▶ **Task instructions**
Each line in the data holding "color" should be listed.

▶ **Data about app and page elements**
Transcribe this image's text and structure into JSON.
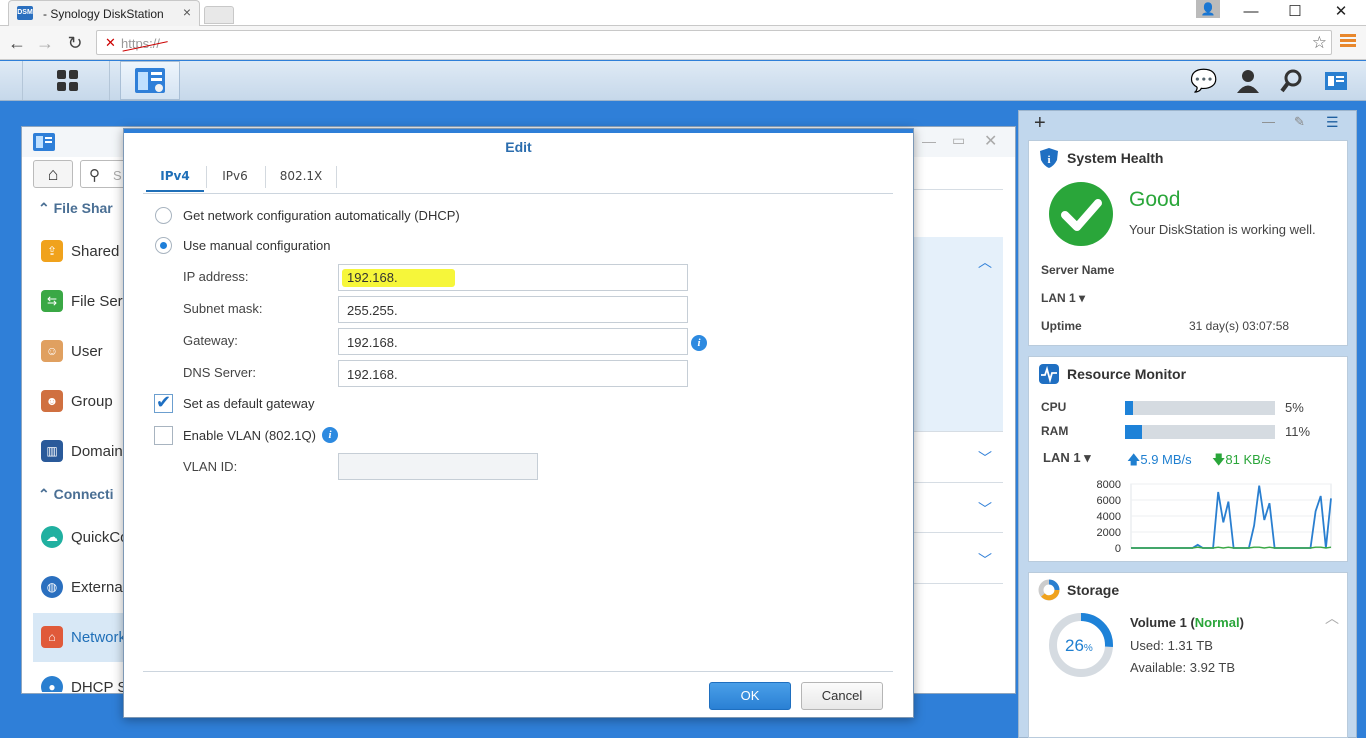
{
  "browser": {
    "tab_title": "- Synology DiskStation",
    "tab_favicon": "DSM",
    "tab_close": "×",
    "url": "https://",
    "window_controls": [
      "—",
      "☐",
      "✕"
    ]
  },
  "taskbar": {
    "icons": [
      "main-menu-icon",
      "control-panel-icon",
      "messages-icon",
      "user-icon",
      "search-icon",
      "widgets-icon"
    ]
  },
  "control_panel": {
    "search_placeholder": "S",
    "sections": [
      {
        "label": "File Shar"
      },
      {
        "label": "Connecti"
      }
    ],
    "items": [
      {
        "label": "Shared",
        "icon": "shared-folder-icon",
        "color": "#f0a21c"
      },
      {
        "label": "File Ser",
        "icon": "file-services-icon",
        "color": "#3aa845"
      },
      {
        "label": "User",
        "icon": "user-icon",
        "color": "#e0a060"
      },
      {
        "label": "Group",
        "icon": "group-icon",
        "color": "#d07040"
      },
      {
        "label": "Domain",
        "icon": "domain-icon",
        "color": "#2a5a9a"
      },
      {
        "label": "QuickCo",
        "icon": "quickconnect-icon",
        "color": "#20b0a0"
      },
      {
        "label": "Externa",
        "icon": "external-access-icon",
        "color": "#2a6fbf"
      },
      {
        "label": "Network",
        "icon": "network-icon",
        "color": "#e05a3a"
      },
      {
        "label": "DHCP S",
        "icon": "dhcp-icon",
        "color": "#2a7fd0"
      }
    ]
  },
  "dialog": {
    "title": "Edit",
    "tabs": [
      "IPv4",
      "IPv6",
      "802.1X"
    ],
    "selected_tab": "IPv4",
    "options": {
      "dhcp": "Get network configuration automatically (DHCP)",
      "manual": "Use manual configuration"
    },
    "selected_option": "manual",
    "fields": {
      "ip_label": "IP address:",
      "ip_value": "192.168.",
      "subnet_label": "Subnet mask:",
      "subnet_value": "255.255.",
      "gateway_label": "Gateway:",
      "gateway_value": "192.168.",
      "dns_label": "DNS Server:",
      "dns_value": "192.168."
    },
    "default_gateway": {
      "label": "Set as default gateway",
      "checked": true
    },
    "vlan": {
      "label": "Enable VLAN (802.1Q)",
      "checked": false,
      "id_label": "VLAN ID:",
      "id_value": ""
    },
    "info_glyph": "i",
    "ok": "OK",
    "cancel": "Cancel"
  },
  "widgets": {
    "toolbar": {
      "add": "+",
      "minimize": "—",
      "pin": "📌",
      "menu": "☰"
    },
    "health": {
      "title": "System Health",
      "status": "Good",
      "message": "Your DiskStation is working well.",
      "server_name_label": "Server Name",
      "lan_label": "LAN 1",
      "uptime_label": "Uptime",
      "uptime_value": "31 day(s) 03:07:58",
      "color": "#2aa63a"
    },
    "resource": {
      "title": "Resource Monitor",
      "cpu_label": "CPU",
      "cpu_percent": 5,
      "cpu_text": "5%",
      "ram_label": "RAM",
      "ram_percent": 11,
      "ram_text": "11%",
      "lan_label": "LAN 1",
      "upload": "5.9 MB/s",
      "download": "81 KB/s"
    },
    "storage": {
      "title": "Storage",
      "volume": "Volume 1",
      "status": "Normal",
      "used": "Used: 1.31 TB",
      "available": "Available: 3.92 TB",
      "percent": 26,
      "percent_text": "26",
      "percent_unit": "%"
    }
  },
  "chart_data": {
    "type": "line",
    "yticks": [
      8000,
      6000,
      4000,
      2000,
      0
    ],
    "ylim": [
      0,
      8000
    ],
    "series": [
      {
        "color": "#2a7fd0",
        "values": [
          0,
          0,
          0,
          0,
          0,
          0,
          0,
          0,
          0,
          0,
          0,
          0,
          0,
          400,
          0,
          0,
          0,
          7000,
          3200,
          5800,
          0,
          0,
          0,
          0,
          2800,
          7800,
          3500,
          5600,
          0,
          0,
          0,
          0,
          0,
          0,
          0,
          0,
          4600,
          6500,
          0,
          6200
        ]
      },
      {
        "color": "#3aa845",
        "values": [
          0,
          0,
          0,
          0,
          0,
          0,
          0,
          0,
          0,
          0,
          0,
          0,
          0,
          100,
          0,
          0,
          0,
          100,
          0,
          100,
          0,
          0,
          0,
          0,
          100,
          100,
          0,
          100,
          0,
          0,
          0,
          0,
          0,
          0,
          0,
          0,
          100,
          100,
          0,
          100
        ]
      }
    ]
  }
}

▶ **Answer to this problem**
        "color": "#f0a21c"
        "color": "#3aa845"
        "color": "#e0a060"
        "color": "#d07040"
        "color": "#2a5a9a"
        "color": "#20b0a0"
        "color": "#2a6fbf"
        "color": "#e05a3a"
        "color": "#2a7fd0"
      "color": "#2aa63a"
        "color": "#2a7fd0",
        "color": "#3aa845",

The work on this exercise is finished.